What is Rucking?
Rucking is a new take on an old form of exercise. It is a low-impact exercise which involves walking or hiking while carrying a weighted backpack. It has seen a huge uptick in popularity here in the United States since online influencers have been promoting it for improving fitness, building endurance and challenging yourself.
Rucking has been a core exercise in military training since soldiers must be able to carry their gear over long distances. The term “rucking” comes from “ruck sack’, which is defined as a durable backpack for carrying gear. As a fun fact, the U.S. Army gives new infantrymen a 12-mile foot march (ruck) as a test, which they must complete within three hours, carrying at least 35 pounds of gear.
“If you are new to hiking or exercising in general, it is recommended to start slowly.”
If you are interested in getting into this sport, by no means do you have to start with 35 pounds of added weight. If you are new to hiking or exercising in general, it is recommended to start slowly. Using a backpack or ruck sack that is comfortable for you, you should begin rucking with approximately 10% of your body weight added (i.e. if you weight 140lbs, add 14lbs). You don’t need to buy any fancy equipment, you can use sandbags, rocks, bottles of water (your bag may be lighter on the way back), or anything else that fits in the bag. In terms of distance, a good beginner distance is 2 miles, but any distance is better than nothing.
As your endurance increases over time, you can add more weight, increase your pace or the distance you are hiking. If your main goal is to increase strength, focus on increasing the load weight. If your goal is to increase endurance, focus on adding distance to your hikes.
“…it could offer an effective training program for preventing sarcopenia and frailty.”
Rucking has been shown to improve strength, endurance and overall fitness. A study from 2019 looking at 15 healthy male civilians, found that after a 10-week load carrying program, participants’ muscular power and oxygen intake improved. The study also found that this type of training lowered ratings of perceived exertion.
Rucking has also been shown to improve muscle power in older adults, implying it could offer an effective training program for preventing sarcopenia and frailty. Beyond these benefits, adding weight to your frame increases the calorie burn of your walk/hike. Because you have added weight to your body, this increases the amount of energy required to move at the same pace you would without the added weight.

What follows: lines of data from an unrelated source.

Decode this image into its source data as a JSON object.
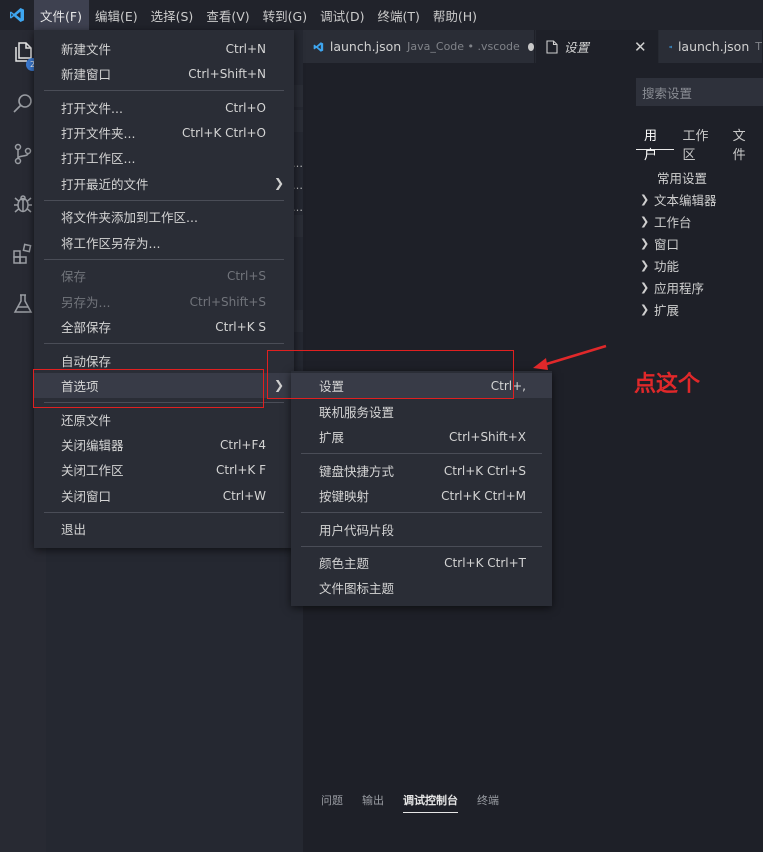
{
  "menubar": {
    "items": [
      "文件(F)",
      "编辑(E)",
      "选择(S)",
      "查看(V)",
      "转到(G)",
      "调试(D)",
      "终端(T)",
      "帮助(H)"
    ]
  },
  "activity": {
    "badge": "2"
  },
  "tabs": [
    {
      "title": "launch.json",
      "desc": "Java_Code • .vscode",
      "dirty": true
    },
    {
      "title": "设置",
      "active": true
    },
    {
      "title": "launch.json",
      "desc": "T"
    }
  ],
  "settings": {
    "search_placeholder": "搜索设置",
    "scope_tabs": [
      "用户",
      "工作区",
      "文件"
    ],
    "tree": [
      "常用设置",
      "文本编辑器",
      "工作台",
      "窗口",
      "功能",
      "应用程序",
      "扩展"
    ]
  },
  "panel": {
    "tabs": [
      "问题",
      "输出",
      "调试控制台",
      "终端"
    ]
  },
  "file_menu": {
    "items": [
      {
        "label": "新建文件",
        "shortcut": "Ctrl+N"
      },
      {
        "label": "新建窗口",
        "shortcut": "Ctrl+Shift+N"
      },
      {
        "label": "打开文件...",
        "shortcut": "Ctrl+O"
      },
      {
        "label": "打开文件夹...",
        "shortcut": "Ctrl+K Ctrl+O"
      },
      {
        "label": "打开工作区...",
        "shortcut": ""
      },
      {
        "label": "打开最近的文件",
        "shortcut": ""
      },
      {
        "label": "将文件夹添加到工作区...",
        "shortcut": ""
      },
      {
        "label": "将工作区另存为...",
        "shortcut": ""
      },
      {
        "label": "保存",
        "shortcut": "Ctrl+S"
      },
      {
        "label": "另存为...",
        "shortcut": "Ctrl+Shift+S"
      },
      {
        "label": "全部保存",
        "shortcut": "Ctrl+K S"
      },
      {
        "label": "自动保存",
        "shortcut": ""
      },
      {
        "label": "首选项",
        "shortcut": ""
      },
      {
        "label": "还原文件",
        "shortcut": ""
      },
      {
        "label": "关闭编辑器",
        "shortcut": "Ctrl+F4"
      },
      {
        "label": "关闭工作区",
        "shortcut": "Ctrl+K F"
      },
      {
        "label": "关闭窗口",
        "shortcut": "Ctrl+W"
      },
      {
        "label": "退出",
        "shortcut": ""
      }
    ]
  },
  "pref_menu": {
    "items": [
      {
        "label": "设置",
        "shortcut": "Ctrl+,"
      },
      {
        "label": "联机服务设置",
        "shortcut": ""
      },
      {
        "label": "扩展",
        "shortcut": "Ctrl+Shift+X"
      },
      {
        "label": "键盘快捷方式",
        "shortcut": "Ctrl+K Ctrl+S"
      },
      {
        "label": "按键映射",
        "shortcut": "Ctrl+K Ctrl+M"
      },
      {
        "label": "用户代码片段",
        "shortcut": ""
      },
      {
        "label": "颜色主题",
        "shortcut": "Ctrl+K Ctrl+T"
      },
      {
        "label": "文件图标主题",
        "shortcut": ""
      }
    ]
  },
  "annotation": {
    "text": "点这个",
    "color": "#e0282a"
  },
  "colors": {
    "accent": "#3b7bd4",
    "vscode_blue": "#3ea6f0"
  }
}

“…this exercise generally is done outdoors, which has been shown to be beneficial for mental health; reducing stress and anxiety levels.”
Rucking is an excellent full-body workout that engages just about every muscle group, and the added weight causes your muscles to work harder, promoting growth. Because it is a low-impact cardiovascular exercise, it is definitely beneficial for cardiovascular endurance and increases the amount of calories burned through the added weight of the ruck sack. Furthermore, this exercise generally is done outdoors, which has been shown to be beneficial for mental health; reducing stress and anxiety levels. Rucking can also be a social activity. With the recent uptick in popularity, there are likely rucking clubs or groups near you.
As always, before starting a new exercise regimen, check with your primary care physician to ensure you are able to begin this regimen.
E. Dylan Mayer is a graduate from the University of Colorado at Boulder, with a major in Neuroscience and minor in Business. He is currently completing his master’s degree in Human Nutrition from Columbia University. Dylan is fascinated by the close interactions between nutrition, exercise and human health, especially with regard to the brain-gut-microbiome system – and regularly posts his content on his Instagram (@mayerwellness).